Britain sees 'exceptionally high' anti-terror activity
British police are grappling with "exceptionally high" numbers of terrorism investigations and foiling several plots a year, the counter-terrorism chief warned on Friday.
"So far this year we have made 218 arrests and are running exceptionally high numbers of counter-terrorism investigations, the likes of which we have not seen for several years," national policing lead for counter terrorism Mark Rowley said in a statement.
"We are disrupting several attack plots a year."
Rowley said that the terrorism plots were "of varied sophistication, from individuals planning to carry out spontaneous yet deadly attacks to more complex conspiracies".
Almost all appeared to be directed from abroad or inspired by overseas terrorism, Rowley said.
It comes after police arrested several people this month in what they said was a "significant" plot.
Britain raised its terror threat level to "severe" in August for the first time in three years.
The government has expressed concern that British-born jihadists who have travelled to Iraq and Syria could pose a threat if they return.
Over 500 British jihadists are estimated to be fighting in the two countries.
Rowley said that extremist groups are using social media in increasingly sophisticated ways, and that police remove over 1,000 pieces of extremist material from the internet each week.
"The growing problem of young, impressionable, and in some cases vulnerable, individuals being radicalised online is an increasing risk," Rowley said.
Much of the material relates to Iraq and Syria and some relates to beheadings, suicide and torture, Rowley said.
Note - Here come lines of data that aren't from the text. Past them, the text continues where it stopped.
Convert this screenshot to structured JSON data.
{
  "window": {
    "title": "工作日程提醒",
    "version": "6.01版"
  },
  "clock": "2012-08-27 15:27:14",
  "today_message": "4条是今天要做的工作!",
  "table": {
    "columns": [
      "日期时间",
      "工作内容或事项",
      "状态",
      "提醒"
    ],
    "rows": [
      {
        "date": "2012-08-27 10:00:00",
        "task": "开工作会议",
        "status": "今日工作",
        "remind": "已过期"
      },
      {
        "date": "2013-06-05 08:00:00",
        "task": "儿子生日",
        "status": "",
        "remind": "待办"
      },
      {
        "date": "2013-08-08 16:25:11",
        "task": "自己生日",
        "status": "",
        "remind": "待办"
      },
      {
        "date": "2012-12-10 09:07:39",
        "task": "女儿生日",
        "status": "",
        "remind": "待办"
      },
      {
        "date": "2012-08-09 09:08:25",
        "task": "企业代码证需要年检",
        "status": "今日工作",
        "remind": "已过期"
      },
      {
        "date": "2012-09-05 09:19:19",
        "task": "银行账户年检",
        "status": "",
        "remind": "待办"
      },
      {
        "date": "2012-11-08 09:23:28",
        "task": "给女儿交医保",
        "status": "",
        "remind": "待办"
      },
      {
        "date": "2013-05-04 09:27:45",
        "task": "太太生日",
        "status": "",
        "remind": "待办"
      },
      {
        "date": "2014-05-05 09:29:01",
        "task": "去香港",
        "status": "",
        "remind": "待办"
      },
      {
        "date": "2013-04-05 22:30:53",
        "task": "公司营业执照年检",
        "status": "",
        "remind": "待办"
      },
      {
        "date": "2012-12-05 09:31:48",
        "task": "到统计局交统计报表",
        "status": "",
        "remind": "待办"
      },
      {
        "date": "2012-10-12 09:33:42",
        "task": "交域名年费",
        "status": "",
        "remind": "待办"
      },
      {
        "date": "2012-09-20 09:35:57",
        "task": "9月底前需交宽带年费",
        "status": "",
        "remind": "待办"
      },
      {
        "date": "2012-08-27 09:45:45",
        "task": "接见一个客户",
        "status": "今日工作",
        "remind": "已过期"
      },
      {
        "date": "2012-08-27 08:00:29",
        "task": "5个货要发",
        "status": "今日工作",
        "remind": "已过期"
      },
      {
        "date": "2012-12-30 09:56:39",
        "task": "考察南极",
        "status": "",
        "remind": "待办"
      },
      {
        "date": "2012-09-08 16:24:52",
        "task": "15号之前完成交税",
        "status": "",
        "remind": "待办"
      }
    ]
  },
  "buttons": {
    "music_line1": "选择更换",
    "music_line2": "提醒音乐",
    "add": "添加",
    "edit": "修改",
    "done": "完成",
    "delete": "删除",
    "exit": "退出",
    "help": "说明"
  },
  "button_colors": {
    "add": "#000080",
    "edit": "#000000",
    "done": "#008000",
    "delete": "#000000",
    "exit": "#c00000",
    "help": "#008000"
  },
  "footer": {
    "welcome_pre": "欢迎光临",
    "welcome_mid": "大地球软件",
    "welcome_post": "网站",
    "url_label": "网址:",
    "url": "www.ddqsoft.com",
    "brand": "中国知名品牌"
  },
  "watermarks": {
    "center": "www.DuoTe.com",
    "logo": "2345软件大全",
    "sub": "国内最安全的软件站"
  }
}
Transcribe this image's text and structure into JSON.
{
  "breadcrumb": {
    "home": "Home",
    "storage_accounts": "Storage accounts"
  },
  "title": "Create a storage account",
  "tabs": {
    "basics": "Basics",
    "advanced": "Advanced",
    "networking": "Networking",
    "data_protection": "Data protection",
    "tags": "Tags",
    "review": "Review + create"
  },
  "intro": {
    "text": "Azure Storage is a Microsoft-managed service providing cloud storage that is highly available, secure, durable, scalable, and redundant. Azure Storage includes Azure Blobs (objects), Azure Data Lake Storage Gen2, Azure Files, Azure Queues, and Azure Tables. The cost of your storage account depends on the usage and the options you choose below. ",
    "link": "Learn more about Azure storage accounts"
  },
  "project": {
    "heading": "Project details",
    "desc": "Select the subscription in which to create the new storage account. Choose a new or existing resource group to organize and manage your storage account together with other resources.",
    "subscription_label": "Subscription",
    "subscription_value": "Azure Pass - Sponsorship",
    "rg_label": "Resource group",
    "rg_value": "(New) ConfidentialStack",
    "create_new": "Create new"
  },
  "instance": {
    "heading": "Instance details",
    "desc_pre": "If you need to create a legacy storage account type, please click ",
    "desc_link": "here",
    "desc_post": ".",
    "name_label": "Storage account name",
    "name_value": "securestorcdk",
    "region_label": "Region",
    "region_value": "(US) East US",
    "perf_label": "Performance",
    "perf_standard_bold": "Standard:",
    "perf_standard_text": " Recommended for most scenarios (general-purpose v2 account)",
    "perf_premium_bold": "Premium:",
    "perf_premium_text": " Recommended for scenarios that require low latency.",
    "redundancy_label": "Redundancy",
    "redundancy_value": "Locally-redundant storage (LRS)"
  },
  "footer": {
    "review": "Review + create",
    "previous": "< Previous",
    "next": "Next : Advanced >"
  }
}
In all, 66 people have been reported missing to police are feared to have travelled to Syria, according to the anti-terror chief.
© 2014 AFP